It's hard to imagine that I once just carried one body, and one kit lens, and that was it. Incredible. One year later, it's one gripped body, 2-3 lenses, 2 small light mods, a flash, notebook/pen, plastic rain cover, cleaning stuff, and various other bric-a-brac. And I'm still travelling lightly! Obviously, the original nylon Nikon-branded shoulder bag which could hold one consumer body sans grip and one lens (and maybe a small prime in a pinch) would not do. A well-timed trip to New York brought me to photography mecca, B and H (an ampersand is official, but for some reason Blogger refuses to let me use it). Steps away from my hotel, I would wander around, listening to the conveyor belt, the stereotypical New York accents, and the mind-boggling selection of gear. I could spend several months inside perusing the shelves. Maybe I'm just weird like that.
I was hunting for a bag that was low-profile-ish and large enough to grow into. I also wanted to spend less than $70. That is tough criterion, especially when a nice Think Tank bag can run upwards of $170. I was looking at various Tamrac, Lowepro, Tenba, and other offerings. I was enamored with none of them, and all gave off the "high-tech" smell. By chance, I was wandering around the used section of B and H when I found it: a lightly used Domke F-3x with a divider missing for $69.99. Coming from the world of padded, waterproof, high-tech bags to an unpadded canvas satchel was difficult, so I asked for some advice from an employee.
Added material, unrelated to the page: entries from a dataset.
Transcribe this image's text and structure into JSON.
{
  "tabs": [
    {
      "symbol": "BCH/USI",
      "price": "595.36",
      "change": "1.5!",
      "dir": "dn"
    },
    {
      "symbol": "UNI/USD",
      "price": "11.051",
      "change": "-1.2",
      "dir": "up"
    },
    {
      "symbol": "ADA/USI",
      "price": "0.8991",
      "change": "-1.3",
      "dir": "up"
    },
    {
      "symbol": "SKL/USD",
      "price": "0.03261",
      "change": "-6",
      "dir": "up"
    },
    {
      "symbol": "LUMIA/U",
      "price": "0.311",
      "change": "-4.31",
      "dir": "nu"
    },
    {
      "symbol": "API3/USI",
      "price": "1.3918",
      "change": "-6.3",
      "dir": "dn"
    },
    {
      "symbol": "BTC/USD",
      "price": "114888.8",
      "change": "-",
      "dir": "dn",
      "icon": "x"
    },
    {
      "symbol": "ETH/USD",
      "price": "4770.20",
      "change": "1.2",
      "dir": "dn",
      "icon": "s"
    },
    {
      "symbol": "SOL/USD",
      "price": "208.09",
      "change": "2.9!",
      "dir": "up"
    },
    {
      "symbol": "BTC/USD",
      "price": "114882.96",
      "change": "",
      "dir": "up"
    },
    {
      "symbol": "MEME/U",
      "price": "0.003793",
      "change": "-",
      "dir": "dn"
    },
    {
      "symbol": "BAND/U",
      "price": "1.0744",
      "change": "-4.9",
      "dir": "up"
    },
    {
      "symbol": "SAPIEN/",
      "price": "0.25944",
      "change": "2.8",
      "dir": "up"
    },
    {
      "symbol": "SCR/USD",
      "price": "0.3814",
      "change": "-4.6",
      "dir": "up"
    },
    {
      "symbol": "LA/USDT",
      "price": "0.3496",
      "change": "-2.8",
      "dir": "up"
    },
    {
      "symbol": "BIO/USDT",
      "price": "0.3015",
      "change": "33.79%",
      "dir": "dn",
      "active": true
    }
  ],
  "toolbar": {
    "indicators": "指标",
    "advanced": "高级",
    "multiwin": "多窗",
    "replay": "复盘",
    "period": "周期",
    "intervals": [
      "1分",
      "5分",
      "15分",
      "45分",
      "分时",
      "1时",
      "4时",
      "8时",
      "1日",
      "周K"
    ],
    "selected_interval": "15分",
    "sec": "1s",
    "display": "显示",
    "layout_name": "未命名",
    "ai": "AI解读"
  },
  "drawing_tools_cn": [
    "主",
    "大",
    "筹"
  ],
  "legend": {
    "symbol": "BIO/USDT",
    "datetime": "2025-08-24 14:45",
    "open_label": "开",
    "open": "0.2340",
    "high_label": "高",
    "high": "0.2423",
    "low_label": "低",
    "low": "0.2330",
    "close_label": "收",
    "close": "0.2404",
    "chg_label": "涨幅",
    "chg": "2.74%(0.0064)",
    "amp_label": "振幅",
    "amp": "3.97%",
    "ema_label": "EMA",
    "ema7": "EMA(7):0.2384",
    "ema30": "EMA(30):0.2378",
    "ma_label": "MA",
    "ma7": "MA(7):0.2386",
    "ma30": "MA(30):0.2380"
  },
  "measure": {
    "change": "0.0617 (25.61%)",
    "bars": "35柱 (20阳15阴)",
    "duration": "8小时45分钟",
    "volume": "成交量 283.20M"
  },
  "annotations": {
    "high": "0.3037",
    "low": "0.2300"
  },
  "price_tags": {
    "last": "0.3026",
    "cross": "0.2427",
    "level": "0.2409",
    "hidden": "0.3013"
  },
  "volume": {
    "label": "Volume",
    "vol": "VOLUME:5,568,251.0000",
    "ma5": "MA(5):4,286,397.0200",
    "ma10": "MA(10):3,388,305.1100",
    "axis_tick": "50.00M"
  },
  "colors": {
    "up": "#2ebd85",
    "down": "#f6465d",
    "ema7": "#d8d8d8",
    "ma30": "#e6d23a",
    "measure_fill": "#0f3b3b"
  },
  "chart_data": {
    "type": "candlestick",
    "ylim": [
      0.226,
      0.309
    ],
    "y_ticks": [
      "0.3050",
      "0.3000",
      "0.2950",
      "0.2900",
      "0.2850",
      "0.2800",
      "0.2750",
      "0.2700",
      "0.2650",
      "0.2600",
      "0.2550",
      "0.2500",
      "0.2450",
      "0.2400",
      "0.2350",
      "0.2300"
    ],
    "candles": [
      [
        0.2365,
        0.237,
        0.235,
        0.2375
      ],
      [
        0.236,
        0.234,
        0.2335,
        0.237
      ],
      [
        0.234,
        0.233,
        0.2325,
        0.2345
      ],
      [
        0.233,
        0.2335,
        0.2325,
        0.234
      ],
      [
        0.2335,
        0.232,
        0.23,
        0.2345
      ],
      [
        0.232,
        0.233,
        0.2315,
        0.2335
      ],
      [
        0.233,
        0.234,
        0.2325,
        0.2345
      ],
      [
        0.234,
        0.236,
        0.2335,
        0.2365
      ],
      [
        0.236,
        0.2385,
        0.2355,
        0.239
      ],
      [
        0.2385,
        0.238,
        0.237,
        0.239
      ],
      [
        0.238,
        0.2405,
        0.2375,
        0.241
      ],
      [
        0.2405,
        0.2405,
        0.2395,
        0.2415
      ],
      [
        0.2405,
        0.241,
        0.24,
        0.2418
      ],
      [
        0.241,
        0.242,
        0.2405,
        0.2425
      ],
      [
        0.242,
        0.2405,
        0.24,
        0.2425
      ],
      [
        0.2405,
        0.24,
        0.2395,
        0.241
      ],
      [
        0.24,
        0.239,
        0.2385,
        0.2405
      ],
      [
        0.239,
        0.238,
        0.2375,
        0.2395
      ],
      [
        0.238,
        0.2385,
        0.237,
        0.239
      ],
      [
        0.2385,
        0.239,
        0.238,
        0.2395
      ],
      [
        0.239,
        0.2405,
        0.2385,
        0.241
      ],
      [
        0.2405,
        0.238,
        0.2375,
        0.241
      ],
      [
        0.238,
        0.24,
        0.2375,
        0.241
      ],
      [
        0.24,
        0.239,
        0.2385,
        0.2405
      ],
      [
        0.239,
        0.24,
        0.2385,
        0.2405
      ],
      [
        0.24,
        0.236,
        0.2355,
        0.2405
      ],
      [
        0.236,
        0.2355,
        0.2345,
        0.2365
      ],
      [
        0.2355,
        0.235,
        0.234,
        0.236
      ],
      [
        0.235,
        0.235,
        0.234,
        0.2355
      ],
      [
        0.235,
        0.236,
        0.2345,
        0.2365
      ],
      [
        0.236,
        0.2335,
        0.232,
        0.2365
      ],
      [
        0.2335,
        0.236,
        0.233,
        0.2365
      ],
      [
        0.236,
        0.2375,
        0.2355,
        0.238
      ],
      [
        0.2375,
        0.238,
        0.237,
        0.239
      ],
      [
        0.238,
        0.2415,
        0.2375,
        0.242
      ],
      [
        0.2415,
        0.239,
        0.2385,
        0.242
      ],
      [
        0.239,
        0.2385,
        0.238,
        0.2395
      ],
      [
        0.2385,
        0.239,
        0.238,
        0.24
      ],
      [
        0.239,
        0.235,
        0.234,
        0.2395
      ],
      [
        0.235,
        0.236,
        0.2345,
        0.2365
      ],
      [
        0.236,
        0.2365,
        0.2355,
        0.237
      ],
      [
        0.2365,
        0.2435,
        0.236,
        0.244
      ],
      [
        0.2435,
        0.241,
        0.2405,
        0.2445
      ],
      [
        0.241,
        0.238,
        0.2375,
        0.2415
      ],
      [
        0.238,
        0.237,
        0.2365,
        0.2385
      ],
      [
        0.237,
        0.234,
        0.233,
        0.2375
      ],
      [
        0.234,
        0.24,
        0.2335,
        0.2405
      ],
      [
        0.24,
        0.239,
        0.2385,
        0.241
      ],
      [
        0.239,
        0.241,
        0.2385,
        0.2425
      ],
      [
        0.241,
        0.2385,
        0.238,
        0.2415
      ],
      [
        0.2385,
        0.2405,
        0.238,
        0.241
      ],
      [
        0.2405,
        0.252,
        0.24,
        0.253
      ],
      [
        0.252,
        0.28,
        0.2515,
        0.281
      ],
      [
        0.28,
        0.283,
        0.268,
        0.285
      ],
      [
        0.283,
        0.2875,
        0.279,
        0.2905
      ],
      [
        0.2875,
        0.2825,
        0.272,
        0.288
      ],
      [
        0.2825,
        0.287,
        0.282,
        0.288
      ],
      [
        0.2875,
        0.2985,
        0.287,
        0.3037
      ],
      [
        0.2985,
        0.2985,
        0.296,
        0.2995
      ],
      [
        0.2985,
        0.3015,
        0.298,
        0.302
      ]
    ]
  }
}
My answer was swift, direct and typically New York: "Get the Domke, that other bag is shit." Point well taken.
I've now used this bag for 5 months. At the time, I thought it was ridiculously large. I mean, it is billed as a "Super Compact" bag, after all. This was not idea of super compact. I had only one body, one zoom and one prime. I was starting to think I made a mistake. Over time, however, I was slowly converted to the cult of Domke.
It collapses to a small size when it's not stuffed, and magically enlarges when you do need to stuff it to the gills. Now, when stuffed to the gills, I have a D90 with grip, 18-105 lens attached, 50mm f/1.8 AF-D, 70-210 Series E f/4 telephoto (manual focus, baby!), SB-600 in its case, homemade flash softbox and various other small objects. And the guy at B and H pointed out that I could get a seamstress to modify it as my needs changed. Good point. I like hax as much as the next nerd.
It hugs my body (well, my ass) when it's on my shoulder, and while it isn't totally low-profile, it doesn't automatically tag you as the guy with the camera. I could have my camera in a lunch box, but I think a line needs to be drawn between low-profile and functionality. At least it's not a Billingham.
The lack of padding isn't really that big of a deal. I mean, I used to baby my stuff but now I throw it around like a real pro. 30,000 actuations does that to a person. The gear has not been damage for lack of padding. I naturally end up a bit more careful when you're aware of the vulnerability of the gear. I find myself putting a hand around the bag to cradle it from harm, and I find the motion quite natural. More room for stuff and lighter bag. I can deal with that.
The single clip used to hold the flap down takes some getting used to, and some breaking in the soften. Wrap the ring the clip attaches to with gaff tape. It really helps to protect the metal and also to minimize noise from the metal parts jangling while running.
The shoulder strap is wide and imbued with rubber thread to keep it from slipping, which is a godsend. I bought the optional Postal Pad with it as well as an insurance policy if the lack-of-padded-strap was a dealbreaker. I leave the pad at home now. It just ruins the streamlined feel of the plain bag. I find it also doesn't add much to the comfort side. Mind you, my bag is still comparatively light. Those will FF bodies and f/2.8 zooms might disagree with me. It's only $13, and you can always sell it for food if you don't need it.
A new Domke F-3x in Canada would cost $190. I would have put the missing divider aside anyway. I think I got a pretty good deal.
Light, low profile, retro, "expandable", comfortable, machine washable.
Needs swivels on the shoulder strap, needs better handle (it's a skinny bit of cotton strap that's flat and unsuited for carrying with one hand. As a short shoulder strap, it sort of works.).